As the popularity of text messages and other degraded forms of communication rise, “grammar nazis” have really gotten the short end of the stick, especially on the internet.
Heaven forbid you gently correct someone with an abomination of a status message on Facebook. All of a sudden, you’re the bad guy, and no one ever steps in to defend the poor person who spoke up against the mass defiling of the English language. Well, if there’s any day you should be able to “march forth” with your grammar preservation efforts, it’s- well, March 4th.
Maybe you’re one of the morons, and that’s okay, too. While we are judging (because we can, on Grammar Day!) take a few minutes out of your busy, language-raping schedule to brush up on your skillz. A quick visit to NationalGrammarDay.com offers some gentle reminders that you can talk pretty someday, too. For instance, a lesson on ending sentences with prepositions argues that avoidance of the practice results in clumsy syntax, and should therefore not necessarily be judged:
You can’t say, “What did you step?” You need to say, “What did you step on?” to make a grammatical sentence.
I can hear some of you gnashing your teeth right now, while you think, “What about saying, ‘On what did you step?’” But really, have you ever heard anyone talk that way?

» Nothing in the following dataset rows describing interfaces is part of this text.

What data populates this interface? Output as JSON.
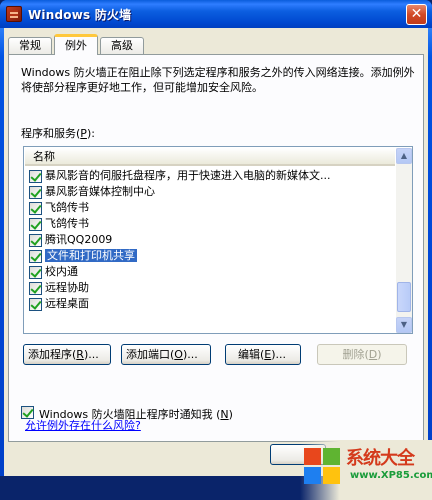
{
  "window": {
    "title": "Windows 防火墙",
    "close_glyph": "✕"
  },
  "tabs": [
    {
      "label": "常规"
    },
    {
      "label": "例外"
    },
    {
      "label": "高级"
    }
  ],
  "description": "Windows 防火墙正在阻止除下列选定程序和服务之外的传入网络连接。添加例外将使部分程序更好地工作，但可能增加安全风险。",
  "programs": {
    "label": "程序和服务",
    "accel": "P",
    "column_header": "名称",
    "items": [
      {
        "label": "暴风影音的伺服托盘程序，用于快速进入电脑的新媒体文...",
        "checked": true
      },
      {
        "label": "暴风影音媒体控制中心",
        "checked": true
      },
      {
        "label": "飞鸽传书",
        "checked": true
      },
      {
        "label": "飞鸽传书",
        "checked": true
      },
      {
        "label": "腾讯QQ2009",
        "checked": true
      },
      {
        "label": "文件和打印机共享",
        "checked": true,
        "selected": true
      },
      {
        "label": "校内通",
        "checked": true
      },
      {
        "label": "远程协助",
        "checked": true
      },
      {
        "label": "远程桌面",
        "checked": true
      }
    ]
  },
  "buttons": {
    "add_program": {
      "label": "添加程序",
      "accel": "R",
      "suffix": "..."
    },
    "add_port": {
      "label": "添加端口",
      "accel": "O",
      "suffix": "..."
    },
    "edit": {
      "label": "编辑",
      "accel": "E",
      "suffix": "..."
    },
    "delete": {
      "label": "删除",
      "accel": "D",
      "suffix": ""
    }
  },
  "notify": {
    "label": "Windows 防火墙阻止程序时通知我",
    "accel": "N",
    "checked": true
  },
  "risk_link": "允许例外存在什么风险?",
  "watermark": {
    "title": "系统大全",
    "url": "www.XP85.com"
  },
  "colors": {
    "accent": "#316ac5",
    "titlebar": "#0054e3",
    "check": "#21a121"
  }
}
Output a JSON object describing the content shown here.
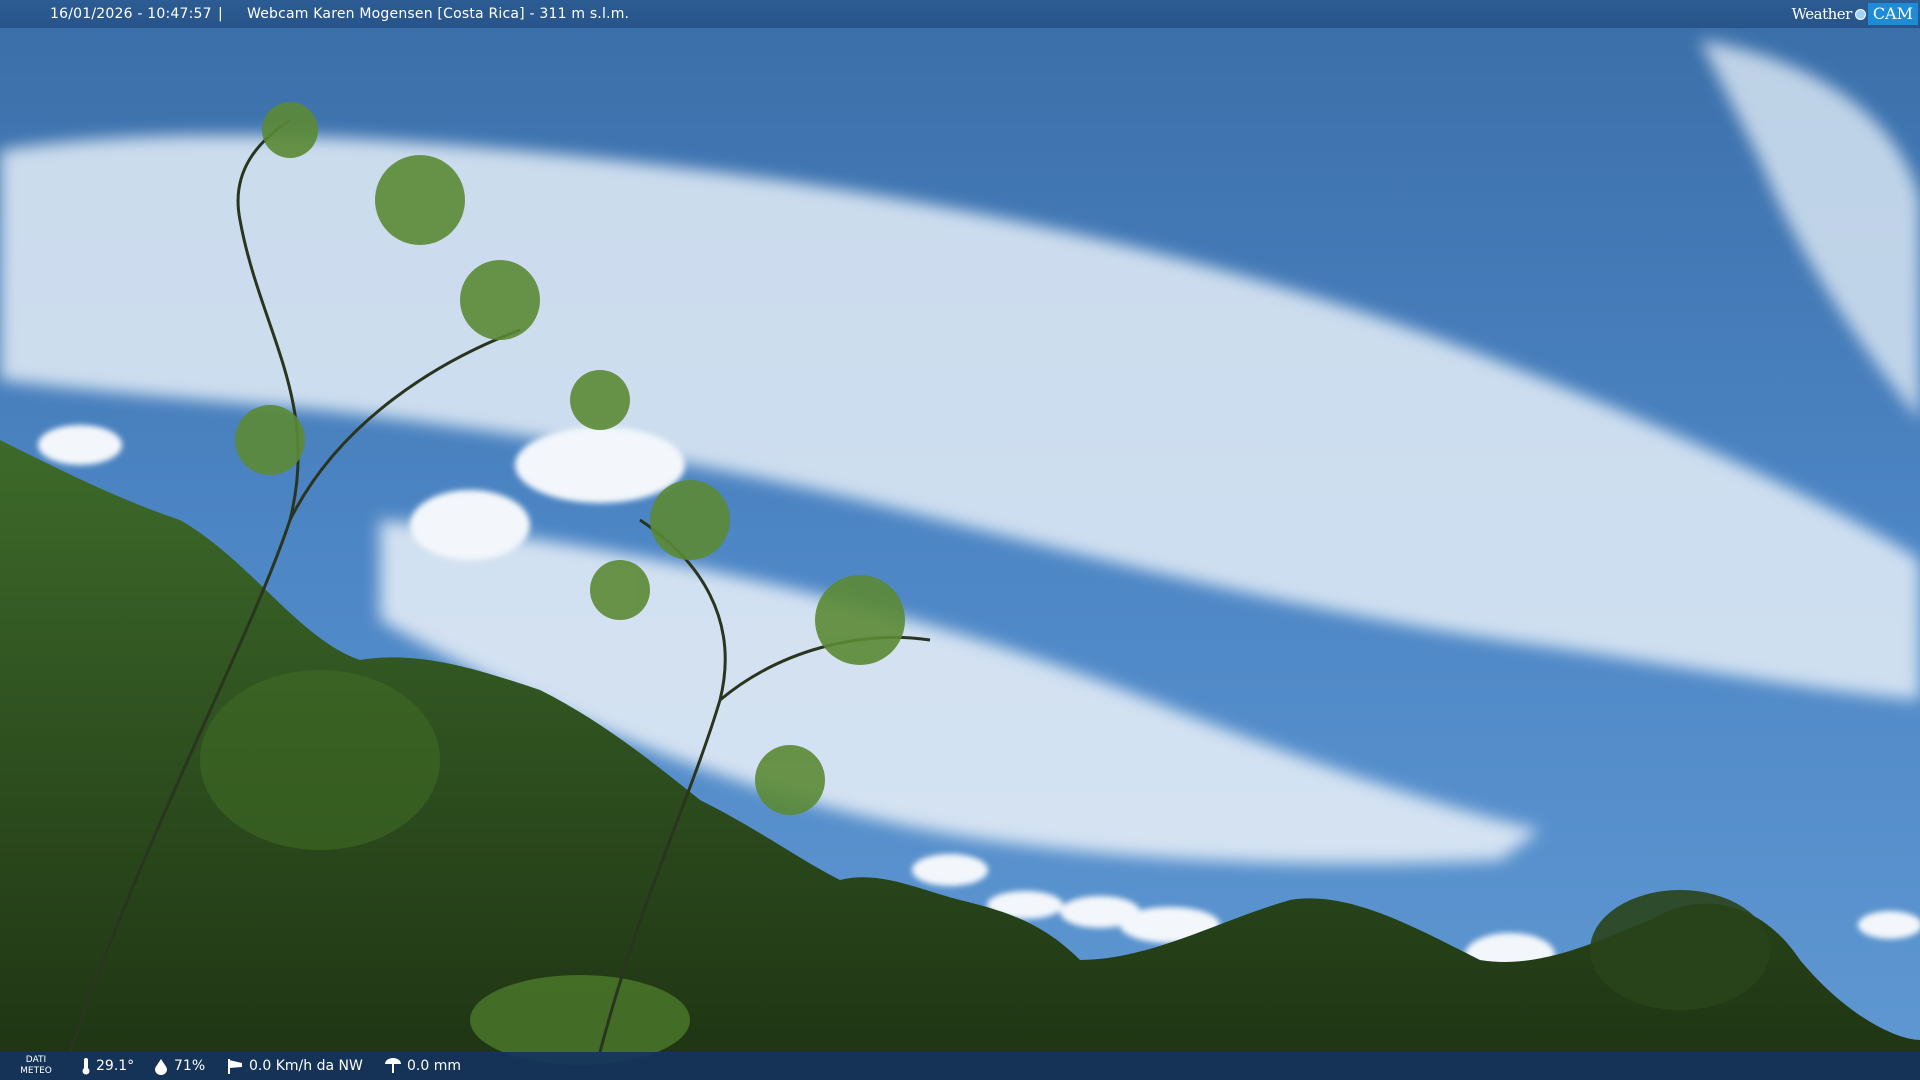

I’ve read long, contorted arguments from noted grammarians about why it’s OK to end sentences with prepositions when the preposition isn’t extraneous (1), but the driving point still seems to be, “Nobody in their right mind talks this way.” Yes, you could say, “On what did you step?” but not even grammarians think you should.
If you want to use a Sharpie to rogue-correct some abused apostrophes, though, I won’t tell.